**Task brief**
Could you filter the records below and keep only the lines with the word "Seater"?

(Collected data)
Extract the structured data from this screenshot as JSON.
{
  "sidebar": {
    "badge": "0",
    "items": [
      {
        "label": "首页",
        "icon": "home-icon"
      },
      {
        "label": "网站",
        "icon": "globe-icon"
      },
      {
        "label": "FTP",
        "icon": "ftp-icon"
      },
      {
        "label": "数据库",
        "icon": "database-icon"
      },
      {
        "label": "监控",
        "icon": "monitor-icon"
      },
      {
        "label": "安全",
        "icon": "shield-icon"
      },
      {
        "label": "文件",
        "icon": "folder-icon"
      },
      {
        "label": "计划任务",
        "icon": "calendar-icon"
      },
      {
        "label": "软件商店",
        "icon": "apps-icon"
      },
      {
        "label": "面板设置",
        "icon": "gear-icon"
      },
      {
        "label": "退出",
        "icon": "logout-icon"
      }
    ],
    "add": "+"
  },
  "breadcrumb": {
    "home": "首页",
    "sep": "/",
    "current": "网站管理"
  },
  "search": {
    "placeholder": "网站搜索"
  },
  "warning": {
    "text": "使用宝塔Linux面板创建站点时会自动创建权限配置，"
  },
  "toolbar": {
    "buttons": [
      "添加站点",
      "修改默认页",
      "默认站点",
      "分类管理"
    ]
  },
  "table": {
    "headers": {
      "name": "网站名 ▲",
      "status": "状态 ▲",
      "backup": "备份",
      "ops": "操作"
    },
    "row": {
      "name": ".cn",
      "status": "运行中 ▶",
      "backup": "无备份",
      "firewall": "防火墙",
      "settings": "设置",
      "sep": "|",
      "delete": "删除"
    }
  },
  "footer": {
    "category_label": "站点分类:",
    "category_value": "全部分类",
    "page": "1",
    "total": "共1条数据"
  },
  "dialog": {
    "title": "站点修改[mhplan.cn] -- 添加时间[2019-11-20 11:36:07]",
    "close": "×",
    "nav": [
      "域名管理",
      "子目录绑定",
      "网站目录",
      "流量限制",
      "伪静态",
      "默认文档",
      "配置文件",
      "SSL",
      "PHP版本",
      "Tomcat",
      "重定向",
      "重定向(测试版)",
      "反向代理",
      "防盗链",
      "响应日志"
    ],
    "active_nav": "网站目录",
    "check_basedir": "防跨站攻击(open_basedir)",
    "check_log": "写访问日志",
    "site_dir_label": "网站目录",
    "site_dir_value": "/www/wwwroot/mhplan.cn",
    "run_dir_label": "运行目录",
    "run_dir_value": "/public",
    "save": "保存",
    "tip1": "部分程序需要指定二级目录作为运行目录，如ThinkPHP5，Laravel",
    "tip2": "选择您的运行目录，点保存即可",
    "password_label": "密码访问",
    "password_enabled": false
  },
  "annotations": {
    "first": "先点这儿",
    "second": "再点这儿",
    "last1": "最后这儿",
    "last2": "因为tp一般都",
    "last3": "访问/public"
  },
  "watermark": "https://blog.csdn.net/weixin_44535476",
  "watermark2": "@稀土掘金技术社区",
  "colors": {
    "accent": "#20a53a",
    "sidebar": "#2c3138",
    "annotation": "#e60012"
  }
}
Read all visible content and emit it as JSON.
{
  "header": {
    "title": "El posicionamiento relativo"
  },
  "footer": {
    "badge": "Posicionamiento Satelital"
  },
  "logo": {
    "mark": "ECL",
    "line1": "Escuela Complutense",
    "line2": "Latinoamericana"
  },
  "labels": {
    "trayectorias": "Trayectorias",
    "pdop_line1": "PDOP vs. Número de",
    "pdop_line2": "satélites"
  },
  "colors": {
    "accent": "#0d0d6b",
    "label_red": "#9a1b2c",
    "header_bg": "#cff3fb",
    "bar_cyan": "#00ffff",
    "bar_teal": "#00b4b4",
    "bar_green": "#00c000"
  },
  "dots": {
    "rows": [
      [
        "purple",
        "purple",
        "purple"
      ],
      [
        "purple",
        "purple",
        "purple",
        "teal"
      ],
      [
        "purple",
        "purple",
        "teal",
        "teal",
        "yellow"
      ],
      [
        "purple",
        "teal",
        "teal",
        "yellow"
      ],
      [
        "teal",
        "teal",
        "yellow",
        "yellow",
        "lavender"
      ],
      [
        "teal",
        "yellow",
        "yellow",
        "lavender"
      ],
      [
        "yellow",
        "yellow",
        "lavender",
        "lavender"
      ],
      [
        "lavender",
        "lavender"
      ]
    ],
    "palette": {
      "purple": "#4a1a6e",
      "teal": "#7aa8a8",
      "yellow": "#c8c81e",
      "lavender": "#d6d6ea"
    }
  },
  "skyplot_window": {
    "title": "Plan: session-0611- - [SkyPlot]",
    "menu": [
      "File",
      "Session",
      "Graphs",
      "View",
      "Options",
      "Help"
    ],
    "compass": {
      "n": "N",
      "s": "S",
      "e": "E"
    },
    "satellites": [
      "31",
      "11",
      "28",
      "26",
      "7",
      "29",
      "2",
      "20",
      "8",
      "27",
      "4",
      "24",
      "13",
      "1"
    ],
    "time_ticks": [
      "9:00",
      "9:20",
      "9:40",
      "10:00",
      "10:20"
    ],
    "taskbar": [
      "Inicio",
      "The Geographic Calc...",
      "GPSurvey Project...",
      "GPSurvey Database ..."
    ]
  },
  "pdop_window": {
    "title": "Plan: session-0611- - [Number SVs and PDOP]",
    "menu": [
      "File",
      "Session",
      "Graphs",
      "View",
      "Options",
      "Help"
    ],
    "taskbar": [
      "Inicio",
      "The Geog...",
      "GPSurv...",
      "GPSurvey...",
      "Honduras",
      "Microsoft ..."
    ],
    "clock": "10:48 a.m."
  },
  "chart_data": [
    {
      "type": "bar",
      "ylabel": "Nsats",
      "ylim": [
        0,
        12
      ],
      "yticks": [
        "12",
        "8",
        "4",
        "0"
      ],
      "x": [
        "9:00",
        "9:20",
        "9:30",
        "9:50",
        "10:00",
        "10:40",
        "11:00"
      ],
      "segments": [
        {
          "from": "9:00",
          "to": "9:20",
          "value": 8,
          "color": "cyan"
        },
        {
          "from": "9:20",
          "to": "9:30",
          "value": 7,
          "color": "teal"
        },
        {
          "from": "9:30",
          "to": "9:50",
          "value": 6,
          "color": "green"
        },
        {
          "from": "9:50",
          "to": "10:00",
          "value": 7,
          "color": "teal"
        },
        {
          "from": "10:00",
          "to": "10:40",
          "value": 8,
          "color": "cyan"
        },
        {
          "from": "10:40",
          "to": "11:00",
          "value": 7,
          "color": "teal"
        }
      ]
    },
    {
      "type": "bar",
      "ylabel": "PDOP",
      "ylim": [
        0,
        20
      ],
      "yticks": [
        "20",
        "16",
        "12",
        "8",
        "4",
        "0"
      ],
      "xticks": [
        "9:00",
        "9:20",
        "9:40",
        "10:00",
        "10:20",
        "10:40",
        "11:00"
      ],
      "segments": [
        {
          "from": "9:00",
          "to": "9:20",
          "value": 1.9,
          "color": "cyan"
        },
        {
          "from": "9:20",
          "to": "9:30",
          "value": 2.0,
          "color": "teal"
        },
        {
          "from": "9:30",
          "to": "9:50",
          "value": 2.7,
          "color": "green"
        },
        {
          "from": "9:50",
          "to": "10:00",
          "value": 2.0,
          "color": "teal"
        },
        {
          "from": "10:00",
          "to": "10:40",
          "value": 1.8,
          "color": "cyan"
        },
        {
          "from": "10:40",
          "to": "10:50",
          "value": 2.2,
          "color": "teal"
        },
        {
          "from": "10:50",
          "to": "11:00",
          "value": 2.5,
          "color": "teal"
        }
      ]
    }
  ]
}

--

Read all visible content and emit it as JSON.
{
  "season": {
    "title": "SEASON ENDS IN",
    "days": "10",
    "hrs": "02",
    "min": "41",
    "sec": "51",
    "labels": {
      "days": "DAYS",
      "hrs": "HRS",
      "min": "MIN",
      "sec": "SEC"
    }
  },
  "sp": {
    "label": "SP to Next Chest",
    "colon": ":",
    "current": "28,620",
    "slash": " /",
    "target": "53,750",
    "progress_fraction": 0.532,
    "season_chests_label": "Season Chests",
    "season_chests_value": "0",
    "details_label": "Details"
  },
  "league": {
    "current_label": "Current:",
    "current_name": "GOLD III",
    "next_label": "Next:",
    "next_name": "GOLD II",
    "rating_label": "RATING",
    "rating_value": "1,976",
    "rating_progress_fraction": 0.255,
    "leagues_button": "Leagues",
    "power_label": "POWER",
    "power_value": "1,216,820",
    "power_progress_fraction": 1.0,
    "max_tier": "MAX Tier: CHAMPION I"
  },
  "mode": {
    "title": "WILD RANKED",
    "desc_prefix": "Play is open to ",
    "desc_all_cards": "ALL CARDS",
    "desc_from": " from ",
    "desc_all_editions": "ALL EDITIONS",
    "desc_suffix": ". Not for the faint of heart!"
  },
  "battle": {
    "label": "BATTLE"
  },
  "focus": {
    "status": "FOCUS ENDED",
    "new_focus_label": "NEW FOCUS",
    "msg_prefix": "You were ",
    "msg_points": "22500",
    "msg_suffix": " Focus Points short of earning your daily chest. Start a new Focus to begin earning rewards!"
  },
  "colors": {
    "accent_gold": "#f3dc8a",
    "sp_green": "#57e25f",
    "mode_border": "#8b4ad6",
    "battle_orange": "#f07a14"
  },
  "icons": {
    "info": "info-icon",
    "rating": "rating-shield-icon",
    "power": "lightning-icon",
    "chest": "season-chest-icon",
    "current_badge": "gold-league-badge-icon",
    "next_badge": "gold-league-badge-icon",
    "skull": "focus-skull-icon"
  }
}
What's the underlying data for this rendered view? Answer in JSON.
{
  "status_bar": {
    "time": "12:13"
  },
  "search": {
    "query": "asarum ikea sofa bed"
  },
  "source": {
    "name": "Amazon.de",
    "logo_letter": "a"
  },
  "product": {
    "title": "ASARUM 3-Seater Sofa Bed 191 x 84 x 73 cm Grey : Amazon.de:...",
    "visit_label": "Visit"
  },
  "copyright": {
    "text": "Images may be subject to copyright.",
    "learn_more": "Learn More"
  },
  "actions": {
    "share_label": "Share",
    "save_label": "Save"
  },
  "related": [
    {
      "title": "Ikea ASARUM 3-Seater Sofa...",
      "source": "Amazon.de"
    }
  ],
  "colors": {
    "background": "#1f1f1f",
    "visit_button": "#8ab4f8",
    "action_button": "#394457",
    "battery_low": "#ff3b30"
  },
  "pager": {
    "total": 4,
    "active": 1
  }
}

**Result below**
    "title": "ASARUM 3-Seater Sofa Bed 191 x 84 x 73 cm Grey : Amazon.de:...",
      "title": "Ikea ASARUM 3-Seater Sofa...",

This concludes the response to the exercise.